Data extracted from a collection:
- Opening Delimiter -

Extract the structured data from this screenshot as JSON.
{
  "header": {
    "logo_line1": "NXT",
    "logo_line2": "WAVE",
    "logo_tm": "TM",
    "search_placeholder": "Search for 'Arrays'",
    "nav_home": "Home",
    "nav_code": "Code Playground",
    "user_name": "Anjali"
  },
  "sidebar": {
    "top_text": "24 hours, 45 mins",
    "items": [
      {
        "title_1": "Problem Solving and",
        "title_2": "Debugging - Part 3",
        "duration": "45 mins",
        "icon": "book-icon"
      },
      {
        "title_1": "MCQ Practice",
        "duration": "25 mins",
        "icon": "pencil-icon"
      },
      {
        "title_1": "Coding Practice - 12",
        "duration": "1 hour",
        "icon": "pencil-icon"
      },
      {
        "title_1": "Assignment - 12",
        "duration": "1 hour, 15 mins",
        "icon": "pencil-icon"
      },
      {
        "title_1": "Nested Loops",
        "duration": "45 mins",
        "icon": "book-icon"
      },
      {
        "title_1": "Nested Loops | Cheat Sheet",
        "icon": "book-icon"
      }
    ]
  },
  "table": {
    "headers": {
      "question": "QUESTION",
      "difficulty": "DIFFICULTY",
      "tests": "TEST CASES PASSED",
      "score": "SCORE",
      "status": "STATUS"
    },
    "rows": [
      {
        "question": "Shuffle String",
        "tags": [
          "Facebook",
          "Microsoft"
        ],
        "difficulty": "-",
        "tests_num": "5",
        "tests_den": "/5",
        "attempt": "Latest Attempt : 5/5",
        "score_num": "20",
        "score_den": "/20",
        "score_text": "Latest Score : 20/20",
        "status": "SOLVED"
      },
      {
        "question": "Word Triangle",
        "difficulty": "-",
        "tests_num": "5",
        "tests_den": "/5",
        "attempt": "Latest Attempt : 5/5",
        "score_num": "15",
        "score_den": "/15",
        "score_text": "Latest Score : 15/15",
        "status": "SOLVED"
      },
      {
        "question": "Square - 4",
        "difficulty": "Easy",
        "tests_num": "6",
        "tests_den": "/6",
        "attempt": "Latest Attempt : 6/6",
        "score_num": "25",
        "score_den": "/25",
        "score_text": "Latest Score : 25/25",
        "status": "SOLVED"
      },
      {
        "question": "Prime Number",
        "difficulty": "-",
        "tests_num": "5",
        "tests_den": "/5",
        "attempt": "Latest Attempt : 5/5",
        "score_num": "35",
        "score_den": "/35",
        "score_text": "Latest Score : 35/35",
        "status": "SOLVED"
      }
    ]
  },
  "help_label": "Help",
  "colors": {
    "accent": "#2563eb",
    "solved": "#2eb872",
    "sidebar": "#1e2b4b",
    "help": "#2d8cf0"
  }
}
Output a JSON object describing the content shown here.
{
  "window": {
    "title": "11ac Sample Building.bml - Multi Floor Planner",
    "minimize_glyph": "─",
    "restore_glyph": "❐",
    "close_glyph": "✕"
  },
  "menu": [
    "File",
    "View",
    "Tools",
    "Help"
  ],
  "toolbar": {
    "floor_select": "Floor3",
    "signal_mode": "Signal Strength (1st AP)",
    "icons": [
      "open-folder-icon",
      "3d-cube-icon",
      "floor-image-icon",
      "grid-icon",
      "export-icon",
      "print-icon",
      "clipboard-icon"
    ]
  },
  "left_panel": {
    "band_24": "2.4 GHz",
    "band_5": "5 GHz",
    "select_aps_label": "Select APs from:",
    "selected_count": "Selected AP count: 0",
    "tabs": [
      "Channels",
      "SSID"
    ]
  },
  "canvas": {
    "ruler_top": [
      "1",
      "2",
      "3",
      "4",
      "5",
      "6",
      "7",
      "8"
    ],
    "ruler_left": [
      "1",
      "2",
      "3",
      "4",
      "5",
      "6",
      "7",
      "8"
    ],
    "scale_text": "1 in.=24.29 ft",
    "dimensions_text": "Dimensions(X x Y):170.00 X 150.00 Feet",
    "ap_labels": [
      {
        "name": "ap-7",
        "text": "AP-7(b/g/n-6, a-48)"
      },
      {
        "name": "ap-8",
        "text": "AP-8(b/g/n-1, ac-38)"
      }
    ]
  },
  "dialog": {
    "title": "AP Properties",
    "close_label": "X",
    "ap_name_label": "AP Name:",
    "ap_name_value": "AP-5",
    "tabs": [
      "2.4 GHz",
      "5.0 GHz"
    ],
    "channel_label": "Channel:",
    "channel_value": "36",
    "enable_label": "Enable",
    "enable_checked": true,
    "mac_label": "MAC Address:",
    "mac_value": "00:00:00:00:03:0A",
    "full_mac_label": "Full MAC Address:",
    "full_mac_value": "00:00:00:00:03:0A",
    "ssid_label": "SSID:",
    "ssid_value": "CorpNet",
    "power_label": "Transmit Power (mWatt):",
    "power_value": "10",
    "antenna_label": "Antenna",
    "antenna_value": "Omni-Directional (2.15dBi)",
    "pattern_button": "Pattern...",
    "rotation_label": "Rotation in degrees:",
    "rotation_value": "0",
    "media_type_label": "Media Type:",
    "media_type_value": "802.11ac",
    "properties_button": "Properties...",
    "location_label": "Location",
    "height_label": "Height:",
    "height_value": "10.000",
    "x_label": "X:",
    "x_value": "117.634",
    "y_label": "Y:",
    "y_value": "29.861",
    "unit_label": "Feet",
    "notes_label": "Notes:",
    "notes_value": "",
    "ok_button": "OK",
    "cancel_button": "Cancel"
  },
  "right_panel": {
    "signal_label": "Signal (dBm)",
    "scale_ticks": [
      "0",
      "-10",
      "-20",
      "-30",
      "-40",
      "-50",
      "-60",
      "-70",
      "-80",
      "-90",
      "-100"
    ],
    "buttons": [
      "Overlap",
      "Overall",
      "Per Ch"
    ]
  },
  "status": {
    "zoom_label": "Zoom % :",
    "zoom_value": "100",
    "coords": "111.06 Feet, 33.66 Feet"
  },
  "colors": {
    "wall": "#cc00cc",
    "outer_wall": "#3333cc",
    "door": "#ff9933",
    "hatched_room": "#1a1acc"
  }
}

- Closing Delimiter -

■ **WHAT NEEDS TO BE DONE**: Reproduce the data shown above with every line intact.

■ **THE COMPLETED TASK**:
Extract the structured data from this screenshot as JSON.
{
  "header": {
    "logo_line1": "NXT",
    "logo_line2": "WAVE",
    "logo_tm": "TM",
    "search_placeholder": "Search for 'Arrays'",
    "nav_home": "Home",
    "nav_code": "Code Playground",
    "user_name": "Anjali"
  },
  "sidebar": {
    "top_text": "24 hours, 45 mins",
    "items": [
      {
        "title_1": "Problem Solving and",
        "title_2": "Debugging - Part 3",
        "duration": "45 mins",
        "icon": "book-icon"
      },
      {
        "title_1": "MCQ Practice",
        "duration": "25 mins",
        "icon": "pencil-icon"
      },
      {
        "title_1": "Coding Practice - 12",
        "duration": "1 hour",
        "icon": "pencil-icon"
      },
      {
        "title_1": "Assignment - 12",
        "duration": "1 hour, 15 mins",
        "icon": "pencil-icon"
      },
      {
        "title_1": "Nested Loops",
        "duration": "45 mins",
        "icon": "book-icon"
      },
      {
        "title_1": "Nested Loops | Cheat Sheet",
        "icon": "book-icon"
      }
    ]
  },
  "table": {
    "headers": {
      "question": "QUESTION",
      "difficulty": "DIFFICULTY",
      "tests": "TEST CASES PASSED",
      "score": "SCORE",
      "status": "STATUS"
    },
    "rows": [
      {
        "question": "Shuffle String",
        "tags": [
          "Facebook",
          "Microsoft"
        ],
        "difficulty": "-",
        "tests_num": "5",
        "tests_den": "/5",
        "attempt": "Latest Attempt : 5/5",
        "score_num": "20",
        "score_den": "/20",
        "score_text": "Latest Score : 20/20",
        "status": "SOLVED"
      },
      {
        "question": "Word Triangle",
        "difficulty": "-",
        "tests_num": "5",
        "tests_den": "/5",
        "attempt": "Latest Attempt : 5/5",
        "score_num": "15",
        "score_den": "/15",
        "score_text": "Latest Score : 15/15",
        "status": "SOLVED"
      },
      {
        "question": "Square - 4",
        "difficulty": "Easy",
        "tests_num": "6",
        "tests_den": "/6",
        "attempt": "Latest Attempt : 6/6",
        "score_num": "25",
        "score_den": "/25",
        "score_text": "Latest Score : 25/25",
        "status": "SOLVED"
      },
      {
        "question": "Prime Number",
        "difficulty": "-",
        "tests_num": "5",
        "tests_den": "/5",
        "attempt": "Latest Attempt : 5/5",
        "score_num": "35",
        "score_den": "/35",
        "score_text": "Latest Score : 35/35",
        "status": "SOLVED"
      }
    ]
  },
  "help_label": "Help",
  "colors": {
    "accent": "#2563eb",
    "solved": "#2eb872",
    "sidebar": "#1e2b4b",
    "help": "#2d8cf0"
  }
}
Output a JSON object describing the content shown here.
{
  "window": {
    "title": "11ac Sample Building.bml - Multi Floor Planner",
    "minimize_glyph": "─",
    "restore_glyph": "❐",
    "close_glyph": "✕"
  },
  "menu": [
    "File",
    "View",
    "Tools",
    "Help"
  ],
  "toolbar": {
    "floor_select": "Floor3",
    "signal_mode": "Signal Strength (1st AP)",
    "icons": [
      "open-folder-icon",
      "3d-cube-icon",
      "floor-image-icon",
      "grid-icon",
      "export-icon",
      "print-icon",
      "clipboard-icon"
    ]
  },
  "left_panel": {
    "band_24": "2.4 GHz",
    "band_5": "5 GHz",
    "select_aps_label": "Select APs from:",
    "selected_count": "Selected AP count: 0",
    "tabs": [
      "Channels",
      "SSID"
    ]
  },
  "canvas": {
    "ruler_top": [
      "1",
      "2",
      "3",
      "4",
      "5",
      "6",
      "7",
      "8"
    ],
    "ruler_left": [
      "1",
      "2",
      "3",
      "4",
      "5",
      "6",
      "7",
      "8"
    ],
    "scale_text": "1 in.=24.29 ft",
    "dimensions_text": "Dimensions(X x Y):170.00 X 150.00 Feet",
    "ap_labels": [
      {
        "name": "ap-7",
        "text": "AP-7(b/g/n-6, a-48)"
      },
      {
        "name": "ap-8",
        "text": "AP-8(b/g/n-1, ac-38)"
      }
    ]
  },
  "dialog": {
    "title": "AP Properties",
    "close_label": "X",
    "ap_name_label": "AP Name:",
    "ap_name_value": "AP-5",
    "tabs": [
      "2.4 GHz",
      "5.0 GHz"
    ],
    "channel_label": "Channel:",
    "channel_value": "36",
    "enable_label": "Enable",
    "enable_checked": true,
    "mac_label": "MAC Address:",
    "mac_value": "00:00:00:00:03:0A",
    "full_mac_label": "Full MAC Address:",
    "full_mac_value": "00:00:00:00:03:0A",
    "ssid_label": "SSID:",
    "ssid_value": "CorpNet",
    "power_label": "Transmit Power (mWatt):",
    "power_value": "10",
    "antenna_label": "Antenna",
    "antenna_value": "Omni-Directional (2.15dBi)",
    "pattern_button": "Pattern...",
    "rotation_label": "Rotation in degrees:",
    "rotation_value": "0",
    "media_type_label": "Media Type:",
    "media_type_value": "802.11ac",
    "properties_button": "Properties...",
    "location_label": "Location",
    "height_label": "Height:",
    "height_value": "10.000",
    "x_label": "X:",
    "x_value": "117.634",
    "y_label": "Y:",
    "y_value": "29.861",
    "unit_label": "Feet",
    "notes_label": "Notes:",
    "notes_value": "",
    "ok_button": "OK",
    "cancel_button": "Cancel"
  },
  "right_panel": {
    "signal_label": "Signal (dBm)",
    "scale_ticks": [
      "0",
      "-10",
      "-20",
      "-30",
      "-40",
      "-50",
      "-60",
      "-70",
      "-80",
      "-90",
      "-100"
    ],
    "buttons": [
      "Overlap",
      "Overall",
      "Per Ch"
    ]
  },
  "status": {
    "zoom_label": "Zoom % :",
    "zoom_value": "100",
    "coords": "111.06 Feet, 33.66 Feet"
  },
  "colors": {
    "wall": "#cc00cc",
    "outer_wall": "#3333cc",
    "door": "#ff9933",
    "hatched_room": "#1a1acc"
  }
}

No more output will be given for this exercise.